I have long struggled when I see perfectionism slowing things down unhelpfully, reducing spontaneity, limiting creativity, preventing people making a start and when it squashes delicate confidence. The mantra is “I am not good enough”.
Sticking too rigidly to rules and protocols which have often been invented out of nowhere and somehow now flourished with certainty, can also have the same effect as stifling perfectionism, but the mantra is often “I am not allowed to…”. I am aware that my strength of feeling with this comes from my personal values. Amongst my top flying values are “freedom” and “creativity”, so seeing and hearing how these situations hinder people doing good stuff, makes me very frustrated.

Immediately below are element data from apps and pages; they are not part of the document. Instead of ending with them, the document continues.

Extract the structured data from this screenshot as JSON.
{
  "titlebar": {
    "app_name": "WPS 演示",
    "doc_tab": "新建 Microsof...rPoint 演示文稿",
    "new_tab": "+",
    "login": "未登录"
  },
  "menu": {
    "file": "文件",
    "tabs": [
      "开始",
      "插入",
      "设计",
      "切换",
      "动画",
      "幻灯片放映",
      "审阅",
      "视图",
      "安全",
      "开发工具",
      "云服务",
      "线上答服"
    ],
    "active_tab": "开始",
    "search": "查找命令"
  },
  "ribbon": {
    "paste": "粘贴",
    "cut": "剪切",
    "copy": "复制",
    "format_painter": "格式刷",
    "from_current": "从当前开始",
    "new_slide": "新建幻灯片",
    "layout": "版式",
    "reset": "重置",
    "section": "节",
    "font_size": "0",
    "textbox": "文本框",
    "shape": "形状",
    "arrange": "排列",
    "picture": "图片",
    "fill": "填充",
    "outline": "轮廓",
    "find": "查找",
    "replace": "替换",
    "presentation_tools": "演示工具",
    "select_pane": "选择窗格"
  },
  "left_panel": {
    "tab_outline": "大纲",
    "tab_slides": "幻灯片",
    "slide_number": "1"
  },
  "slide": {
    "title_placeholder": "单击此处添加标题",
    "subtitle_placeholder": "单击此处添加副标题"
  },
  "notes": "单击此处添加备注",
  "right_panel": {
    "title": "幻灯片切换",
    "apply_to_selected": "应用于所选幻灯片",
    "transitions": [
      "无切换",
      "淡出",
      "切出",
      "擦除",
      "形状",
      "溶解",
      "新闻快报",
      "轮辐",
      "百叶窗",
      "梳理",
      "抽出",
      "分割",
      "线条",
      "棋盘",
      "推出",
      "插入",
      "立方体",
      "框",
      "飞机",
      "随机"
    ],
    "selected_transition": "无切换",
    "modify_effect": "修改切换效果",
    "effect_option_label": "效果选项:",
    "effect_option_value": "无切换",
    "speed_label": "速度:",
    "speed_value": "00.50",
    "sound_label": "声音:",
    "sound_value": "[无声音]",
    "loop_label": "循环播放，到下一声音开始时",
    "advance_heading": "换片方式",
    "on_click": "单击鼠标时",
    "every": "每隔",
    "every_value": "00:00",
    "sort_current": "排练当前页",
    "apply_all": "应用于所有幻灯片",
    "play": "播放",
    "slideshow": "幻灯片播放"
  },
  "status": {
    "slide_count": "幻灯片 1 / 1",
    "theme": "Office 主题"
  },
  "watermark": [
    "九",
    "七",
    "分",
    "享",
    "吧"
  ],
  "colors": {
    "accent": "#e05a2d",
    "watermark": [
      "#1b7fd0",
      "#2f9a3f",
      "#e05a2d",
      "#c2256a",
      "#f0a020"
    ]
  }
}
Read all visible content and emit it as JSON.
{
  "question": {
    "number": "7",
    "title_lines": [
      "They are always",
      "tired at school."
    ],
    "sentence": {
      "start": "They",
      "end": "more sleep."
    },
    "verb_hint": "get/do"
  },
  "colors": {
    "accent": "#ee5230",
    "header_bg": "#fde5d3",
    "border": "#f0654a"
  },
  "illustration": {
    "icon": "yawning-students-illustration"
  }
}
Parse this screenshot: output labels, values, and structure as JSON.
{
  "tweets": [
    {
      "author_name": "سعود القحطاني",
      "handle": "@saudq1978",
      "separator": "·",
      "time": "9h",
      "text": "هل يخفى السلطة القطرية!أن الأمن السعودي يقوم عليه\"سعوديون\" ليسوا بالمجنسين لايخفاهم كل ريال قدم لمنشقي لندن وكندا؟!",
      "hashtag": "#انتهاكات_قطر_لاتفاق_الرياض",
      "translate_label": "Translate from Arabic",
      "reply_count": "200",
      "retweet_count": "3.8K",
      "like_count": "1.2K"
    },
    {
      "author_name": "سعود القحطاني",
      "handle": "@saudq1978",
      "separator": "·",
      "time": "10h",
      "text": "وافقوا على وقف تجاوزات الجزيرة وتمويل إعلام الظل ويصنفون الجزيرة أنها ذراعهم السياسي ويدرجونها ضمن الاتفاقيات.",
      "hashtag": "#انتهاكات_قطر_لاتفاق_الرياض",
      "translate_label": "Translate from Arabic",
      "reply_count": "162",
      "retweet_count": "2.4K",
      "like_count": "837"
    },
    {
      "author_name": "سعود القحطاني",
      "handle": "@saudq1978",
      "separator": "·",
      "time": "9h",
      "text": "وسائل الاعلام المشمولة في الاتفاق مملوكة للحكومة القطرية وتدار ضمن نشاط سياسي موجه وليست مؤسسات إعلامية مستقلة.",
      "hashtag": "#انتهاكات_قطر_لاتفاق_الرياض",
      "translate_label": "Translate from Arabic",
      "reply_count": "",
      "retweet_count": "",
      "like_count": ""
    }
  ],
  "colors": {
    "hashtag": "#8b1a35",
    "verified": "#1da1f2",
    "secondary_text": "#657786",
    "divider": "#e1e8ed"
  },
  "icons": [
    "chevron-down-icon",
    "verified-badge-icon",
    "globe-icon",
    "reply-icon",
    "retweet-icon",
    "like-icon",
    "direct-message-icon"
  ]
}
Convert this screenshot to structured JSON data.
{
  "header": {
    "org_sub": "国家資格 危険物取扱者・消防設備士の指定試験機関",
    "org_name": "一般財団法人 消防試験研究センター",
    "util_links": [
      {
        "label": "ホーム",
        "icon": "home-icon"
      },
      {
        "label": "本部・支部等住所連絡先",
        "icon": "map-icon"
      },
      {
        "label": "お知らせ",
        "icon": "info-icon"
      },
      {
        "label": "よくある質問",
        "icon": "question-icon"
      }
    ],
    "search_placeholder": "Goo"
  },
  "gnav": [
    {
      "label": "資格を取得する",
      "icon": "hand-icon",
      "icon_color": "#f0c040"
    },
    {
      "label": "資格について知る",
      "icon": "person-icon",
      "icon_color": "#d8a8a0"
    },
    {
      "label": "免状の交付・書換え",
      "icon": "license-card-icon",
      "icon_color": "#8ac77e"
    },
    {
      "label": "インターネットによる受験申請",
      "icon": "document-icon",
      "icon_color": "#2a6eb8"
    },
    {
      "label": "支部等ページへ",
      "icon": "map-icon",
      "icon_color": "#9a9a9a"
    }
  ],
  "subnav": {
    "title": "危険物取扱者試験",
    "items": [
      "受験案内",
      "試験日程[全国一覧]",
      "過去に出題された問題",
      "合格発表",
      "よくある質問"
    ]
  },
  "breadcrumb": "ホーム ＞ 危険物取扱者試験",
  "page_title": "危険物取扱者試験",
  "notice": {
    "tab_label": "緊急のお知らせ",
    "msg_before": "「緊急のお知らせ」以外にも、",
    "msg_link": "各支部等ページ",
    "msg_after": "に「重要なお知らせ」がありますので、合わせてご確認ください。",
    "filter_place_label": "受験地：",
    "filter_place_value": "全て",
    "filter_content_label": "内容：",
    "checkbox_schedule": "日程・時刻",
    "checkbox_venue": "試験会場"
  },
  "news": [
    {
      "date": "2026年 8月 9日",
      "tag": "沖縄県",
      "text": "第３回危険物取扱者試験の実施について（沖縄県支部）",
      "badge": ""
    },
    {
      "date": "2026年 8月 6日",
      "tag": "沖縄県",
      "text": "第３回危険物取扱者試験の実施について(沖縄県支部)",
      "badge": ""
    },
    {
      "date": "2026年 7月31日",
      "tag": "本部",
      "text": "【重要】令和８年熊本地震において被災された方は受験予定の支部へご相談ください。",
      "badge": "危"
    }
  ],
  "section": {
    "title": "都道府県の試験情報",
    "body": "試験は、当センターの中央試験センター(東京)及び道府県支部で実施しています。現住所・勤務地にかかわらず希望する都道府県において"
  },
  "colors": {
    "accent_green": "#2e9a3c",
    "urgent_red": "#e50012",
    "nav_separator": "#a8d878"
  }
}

However, the COVID situation has necessitated a different response from us individually and at a service level, all of which has fascinated me. I have seen many old ways and unhelpful protocols suddenly changed and a deftness of response which has included:
- Getting something functioning and off the ground quickly and deftly, warts and all
- Giving it a go and seeing what happens – improvisation
- Adapting as we go along and understanding that the “rules” change daily
- Dumping what doesn’t work and going with what does
- Holding back other ideas for later, as they become needed
- Stripping things back to essentials – the minimal, viable product if you like
- Letting go of things that suddenly do not seem as important as they did
- Pondering whats “essential” and what’s not
In this space, there is not much room for perfectionism and rigidly sticking to rules and protocols which do not yield much value. Creativity abounds in great dollops and much of me is heartened by this adaptive, human response, despite situations which will have tested our value system to the max.
As an occupational therapist interested in human adaptation and daily occupations, I am fascinated by this all and how we have all adapted to lockdown and the change in daily activities. Conversely, I noticed how quickly we got back in our cars and our old routines. I am also interested in what occupations people are yearning for : a pint in the pub, not merely a can of lager over Zoom; a proper hug and jostle; a trip to the sea/countryside to connect with nature, without being demonised; a trip to Primark!
As a coach I am also fascinated by how creative, resourceful, and skilful we all are. I am mindful of all the work plans that have had to be changed or dumped, the goals that suddenly went out of the window and the bucketful’s of learning coming at us, that we need to integrate into our next moves. But as a coach I also hear how people’s belief systems are struggling with decisions, laws and policies that are being rushed in and how their value system is having a really traumatic time too – our “must haves” in life are being changed at every level.
The current situation raises some difficult ethical, aesthetic, and moral questions which I feel we ignore at our peril. We are all being asked to make value judgements and our long-standing belief system about our world, is going through the wringer right now:
- What is essential? Is it essential that I travel to see my elderly mum and try and keep her spirits up so she doesn’t get even more depressed and decline in general health too? (COVID may not kill her as she has been shielded for 4 months, but the isolation and occupational deprivation might well)
- Are shop workers more essential than artists? Are healthcare workers more essential than engineers that keep water and power going?
- Is maths more essential to study than religious studies? It is more essential to keep studying maths so you can calculate the area of a pizza using pi and be able to do simultaneous equations going forward in life, rather than understand our multi-cultural landscape and relationships? (schools are dropping many non-core subjects BTW)
- What will be the long-term impact of making school children walk in a line, sit in a square, wear a mask so they cannot even communicate properly?
- It is more important to socially distance at all costs, rather than hug someone who is in despair and socially isolated, possibly saving their life? Do the health benefits of hugging outweigh the risks of infection?
- Which is more important to rescue/support: 1) a modern shopping mall 2) a chain of expensive underwear shops or 3) an international circus?
These questions are all important for occupational therapists as they impact on the daily occupations and future daily occupational choices in our world.
As this all unfolds and various laws, statutory provisions have been changed in the name of COVID (that clearly have nothing to do with it) and other statute has been rushed through during this crisis (read into that as you will) I wonder in 5 years’ time how our daily occupations and occupational choices will have changed.